Investigation: Investigations are conducted as needed in response to a specific event or suspicion. They are reactive in nature and may occur at irregular intervals.
Auditing: Auditors are expected to be independent and impartial. They are often external to the organization and have no vested interest in the outcome of the audit.
Investigation: Investigators may be internal or external to the organization, but their focus is on uncovering specific issues, which may involve allegations of wrongdoing. They are often more directly involved in the issue at hand.
Auditing: Auditors issue audit reports that provide an opinion on the fairness and accuracy of the financial statements. These reports are generally made available to stakeholders and the public.
Investigation: Investigations may or may not result in public reports. The findings of an investigation are typically shared with a limited audience, such as senior management or legal authorities, depending on the nature of the investigation.
Auditing: Auditors use generally accepted auditing standards (GAAS) or international auditing standards to guide their procedures. Audits involve substantive testing, analytical procedures, and a review of internal controls.
Investigation: Investigators often rely on a wider range of tools and techniques, including forensic accounting, interviews, document analysis, and data analysis, to gather evidence of misconduct.
In summary, difference between auditing and investigation auditing is a routine process that provides assurance on the accuracy of financial statements, while investigation is a reactive process aimed at uncovering specific instances of fraud or misconduct.
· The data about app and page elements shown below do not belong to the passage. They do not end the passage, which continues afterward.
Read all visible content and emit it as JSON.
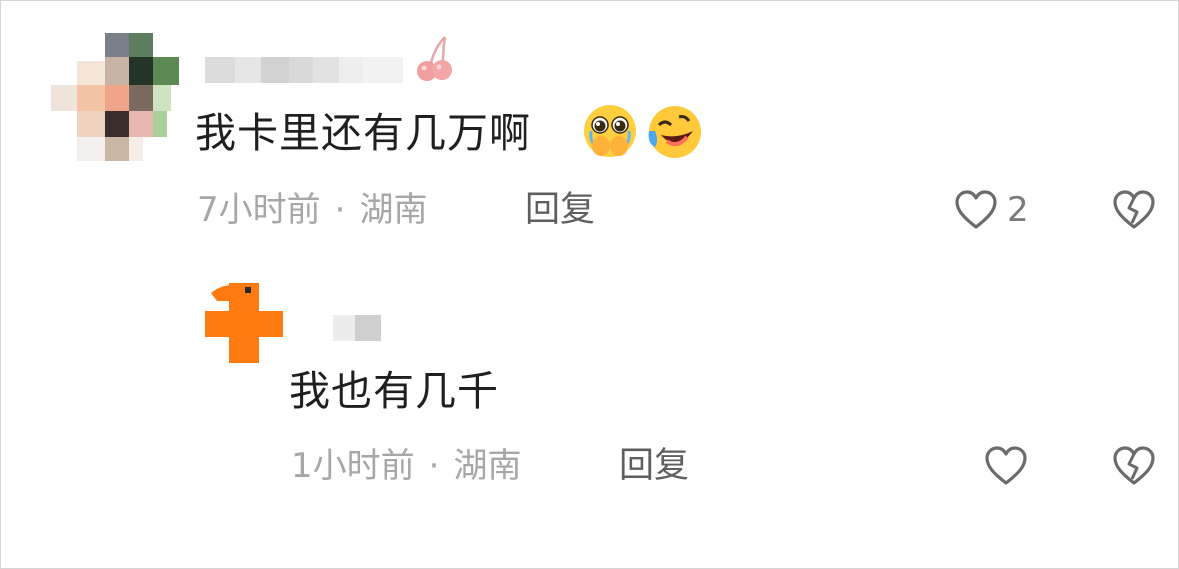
{
  "comments": [
    {
      "text": "我卡里还有几万啊",
      "emojis": [
        "pleading-face-hands-over-mouth-emoji",
        "rolling-on-the-floor-laughing-emoji"
      ],
      "time": "7小时前",
      "separator": "·",
      "location": "湖南",
      "reply_label": "回复",
      "like_count": "2",
      "badge_icon": "cherry-icon"
    },
    {
      "text": "我也有几千",
      "time": "1小时前",
      "separator": "·",
      "location": "湖南",
      "reply_label": "回复",
      "like_count": ""
    }
  ],
  "colors": {
    "text_primary": "#1f1f1f",
    "text_meta": "#a7a7a7",
    "reply_text": "#5f5f5f",
    "icon_stroke": "#6b6b6b",
    "accent_orange": "#ff7a10"
  },
  "icons": {
    "like": "heart-outline-icon",
    "dislike": "broken-heart-outline-icon"
  }
}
Both play critical roles in maintaining the integrity and transparency of financial reporting within organizations.